## EXERCISE BRIEF
Scan each line of the records for the word "desc" and extract the ones that have it.

"""

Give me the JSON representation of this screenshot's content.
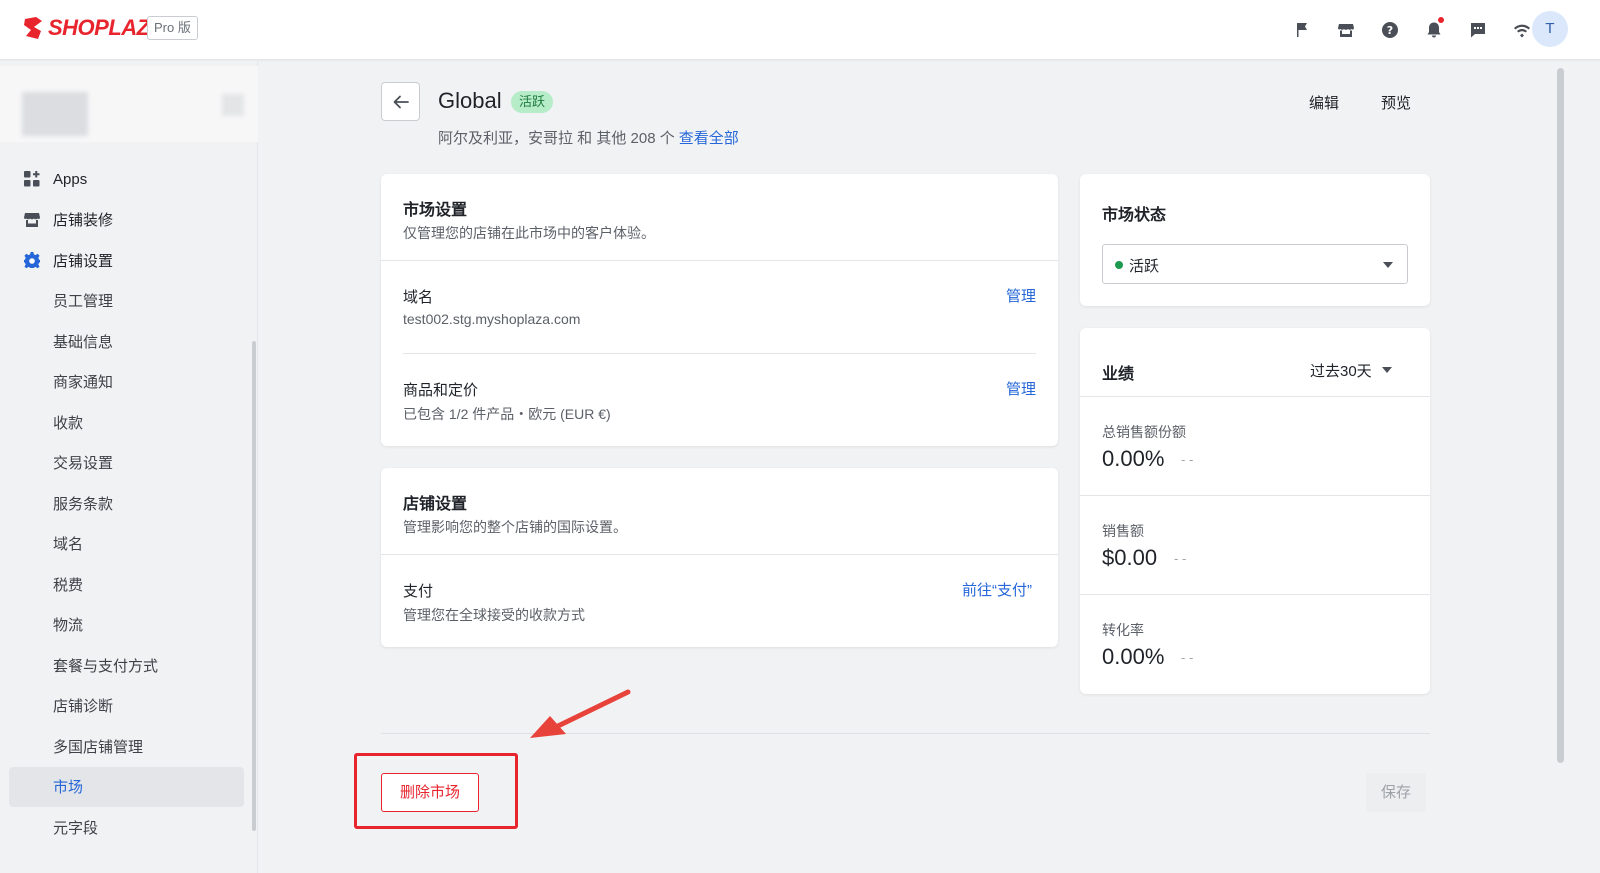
{
  "topbar": {
    "brand": "SHOPLAZZA",
    "plan_badge": "Pro 版",
    "icons": [
      "flag-icon",
      "store-icon",
      "help-icon",
      "bell-icon",
      "chat-icon",
      "wifi-icon"
    ],
    "avatar_initial": "T"
  },
  "sidebar": {
    "items": [
      {
        "label": "Apps",
        "icon": "apps-icon"
      },
      {
        "label": "店铺装修",
        "icon": "storefront-icon"
      },
      {
        "label": "店铺设置",
        "icon": "settings-icon"
      },
      {
        "label": "员工管理"
      },
      {
        "label": "基础信息"
      },
      {
        "label": "商家通知"
      },
      {
        "label": "收款"
      },
      {
        "label": "交易设置"
      },
      {
        "label": "服务条款"
      },
      {
        "label": "域名"
      },
      {
        "label": "税费"
      },
      {
        "label": "物流"
      },
      {
        "label": "套餐与支付方式"
      },
      {
        "label": "店铺诊断"
      },
      {
        "label": "多国店铺管理"
      },
      {
        "label": "市场"
      },
      {
        "label": "元字段"
      }
    ]
  },
  "header": {
    "title": "Global",
    "status": "活跃",
    "subtitle": "阿尔及利亚，安哥拉 和 其他 208 个",
    "view_all": "查看全部",
    "edit": "编辑",
    "preview": "预览"
  },
  "market_settings": {
    "title": "市场设置",
    "desc": "仅管理您的店铺在此市场中的客户体验。",
    "domain_title": "域名",
    "domain_value": "test002.stg.myshoplaza.com",
    "domain_action": "管理",
    "products_title": "商品和定价",
    "products_value": "已包含 1/2 件产品・欧元 (EUR €)",
    "products_action": "管理"
  },
  "store_settings": {
    "title": "店铺设置",
    "desc": "管理影响您的整个店铺的国际设置。",
    "payment_title": "支付",
    "payment_value": "管理您在全球接受的收款方式",
    "payment_action": "前往“支付”"
  },
  "market_status": {
    "title": "市场状态",
    "selected": "活跃",
    "status_color": "#1d9a4f"
  },
  "performance": {
    "title": "业绩",
    "range": "过去30天",
    "metrics": [
      {
        "label": "总销售额份额",
        "value": "0.00%",
        "trend": "- -"
      },
      {
        "label": "销售额",
        "value": "$0.00",
        "trend": "- -"
      },
      {
        "label": "转化率",
        "value": "0.00%",
        "trend": "- -"
      }
    ]
  },
  "footer": {
    "delete": "删除市场",
    "save": "保存"
  },
  "colors": {
    "brand": "#e8242d",
    "link": "#2567d8",
    "active_tag_bg": "#b6ecc8"
  }
}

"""

## COMPLETED EXERCISE
    "desc": "仅管理您的店铺在此市场中的客户体验。",
    "desc": "管理影响您的整个店铺的国际设置。",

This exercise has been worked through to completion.